Which solar company is the best investment right now: SunPower, Trina Solar, LDK Solar, Canadian Solar, Suntech Power, First Solar, or another big solar company?
Advisors will tell you that some companies have the highest “production efficiency” or the highest “panel efficiency,” while other companies are laden with debt or caught up in international tariff disputes.
I am here to tell you that, “which solar company is the best investment” is not the question you should be asking right now.
Solar companies will come and go, that is the nature of business and you can expect some big winners and losers along the way, especially in emerging technologies like solar. But you should not gamble on who will win and lose, you should look for low-risk opportunities that provide consistent returns.
I cannot tell you who will win and lose, but I can tell you that solar power is not leaving.
Still projected to grow at around 30% annually, meaning the solar market will double approximately every 2.5 years, solar power is rapidly becoming a staple of our energy portfolio and supplying reliable energy to homes, businesses, and utilities.
Back to investing:
Do you think Warren Buffett invested in solar and wind by picking a couple of companies and saying “they make the best solar panels or wind turbines around, and in a few years they will make me rich!”
No way, Buffett is interested in smart investments that produce reliable returns. In his eyes that means infrastructure and energy. As a result, Buffet is heavily invested in railroads and clean energy technology. Through MidAmerican Energy (a subsidiary of Berkshire Hathaway), Buffett has invested approximately $6 billion in wind power and is about to purchase two more large wind farms.
He has done the same thing with solar power. Instead of gambling on companies, he buys the whole farm. He has invested approximately $3 billion in two solar farms, owning all of the Topaz solar farm in California and 50% of the Agua Caliente solar project in Arizona. Buffett would not be making these big moves unless he thought the solar projects would produce clean energy at prices rivaling the status quo, and supply even cheaper energy in the coming years, thus ensuring the low-risk, high value, consistent returns that he craves.
So how do you invest like Buffett?
You don’t get greedy and try to predict the future of which companies will make it, you pursue reasonable returns and invest in a variety of renewable energy and solar projects. Look for projects that have tangible assets and a plan to produce consistently priced electricity.
Sure, not all of us can go out and buy an entire solar farm when we want to invest in solar power, but that does not mean we can’t own a piece of the pie.

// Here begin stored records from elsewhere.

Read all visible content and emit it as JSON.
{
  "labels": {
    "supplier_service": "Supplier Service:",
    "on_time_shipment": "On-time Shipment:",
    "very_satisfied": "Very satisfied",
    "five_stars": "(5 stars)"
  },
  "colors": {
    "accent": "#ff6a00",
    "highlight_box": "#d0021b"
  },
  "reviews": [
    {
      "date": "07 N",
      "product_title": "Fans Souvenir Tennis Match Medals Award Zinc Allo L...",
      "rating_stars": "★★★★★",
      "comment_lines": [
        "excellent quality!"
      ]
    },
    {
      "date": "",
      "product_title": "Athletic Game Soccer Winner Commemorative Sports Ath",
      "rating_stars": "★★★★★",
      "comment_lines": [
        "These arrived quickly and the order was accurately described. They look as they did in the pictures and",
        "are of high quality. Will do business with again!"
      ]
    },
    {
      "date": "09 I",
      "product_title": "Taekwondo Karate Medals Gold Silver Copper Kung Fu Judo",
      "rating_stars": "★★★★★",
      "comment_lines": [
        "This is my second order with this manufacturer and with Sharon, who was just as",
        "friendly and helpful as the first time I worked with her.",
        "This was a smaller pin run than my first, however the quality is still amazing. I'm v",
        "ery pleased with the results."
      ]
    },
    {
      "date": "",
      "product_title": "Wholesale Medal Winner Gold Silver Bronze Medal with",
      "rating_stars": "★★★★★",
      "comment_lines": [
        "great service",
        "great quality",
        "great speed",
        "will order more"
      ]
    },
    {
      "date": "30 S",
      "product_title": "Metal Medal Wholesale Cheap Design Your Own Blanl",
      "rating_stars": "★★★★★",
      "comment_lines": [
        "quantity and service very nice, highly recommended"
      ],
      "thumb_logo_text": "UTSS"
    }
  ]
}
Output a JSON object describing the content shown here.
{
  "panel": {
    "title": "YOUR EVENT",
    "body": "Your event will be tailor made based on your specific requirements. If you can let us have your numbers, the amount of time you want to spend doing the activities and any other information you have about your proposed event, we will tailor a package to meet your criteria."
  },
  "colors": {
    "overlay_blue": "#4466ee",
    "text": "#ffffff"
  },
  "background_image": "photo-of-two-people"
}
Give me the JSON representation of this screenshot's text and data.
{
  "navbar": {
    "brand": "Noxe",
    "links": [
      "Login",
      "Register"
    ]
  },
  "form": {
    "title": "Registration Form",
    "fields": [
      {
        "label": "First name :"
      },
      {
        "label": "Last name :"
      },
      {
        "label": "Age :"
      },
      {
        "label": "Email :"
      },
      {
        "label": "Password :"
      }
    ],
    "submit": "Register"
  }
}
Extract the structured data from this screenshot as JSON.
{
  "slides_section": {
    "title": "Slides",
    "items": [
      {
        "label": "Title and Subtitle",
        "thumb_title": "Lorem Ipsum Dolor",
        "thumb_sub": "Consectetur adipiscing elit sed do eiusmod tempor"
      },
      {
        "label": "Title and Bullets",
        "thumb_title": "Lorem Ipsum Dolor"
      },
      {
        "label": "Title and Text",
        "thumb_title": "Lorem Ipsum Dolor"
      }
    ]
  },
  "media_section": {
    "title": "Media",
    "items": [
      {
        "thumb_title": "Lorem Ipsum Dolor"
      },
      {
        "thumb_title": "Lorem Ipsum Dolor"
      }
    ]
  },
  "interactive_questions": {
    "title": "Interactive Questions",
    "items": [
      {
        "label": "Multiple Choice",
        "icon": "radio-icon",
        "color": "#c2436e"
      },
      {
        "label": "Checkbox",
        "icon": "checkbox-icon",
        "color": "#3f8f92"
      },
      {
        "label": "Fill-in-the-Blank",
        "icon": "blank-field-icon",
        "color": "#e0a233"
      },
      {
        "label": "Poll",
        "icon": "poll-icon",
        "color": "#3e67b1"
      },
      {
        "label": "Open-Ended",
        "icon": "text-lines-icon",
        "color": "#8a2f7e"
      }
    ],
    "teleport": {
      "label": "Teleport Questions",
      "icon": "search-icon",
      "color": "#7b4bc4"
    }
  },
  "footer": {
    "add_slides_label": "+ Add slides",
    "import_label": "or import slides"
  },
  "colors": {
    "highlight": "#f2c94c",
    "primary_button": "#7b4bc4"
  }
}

Disclaimer: Any opinions expressed reflect the current judgment of the author of the relevant article, and does not necessarily reflect the opinion of Mosaic. Nothing herein shall constitute or be construed as an offering of financial instruments, or as investment advice or recommendations by Mosaic of an investment strategy or whether or not to “buy,” “sell” or “hold” an investment.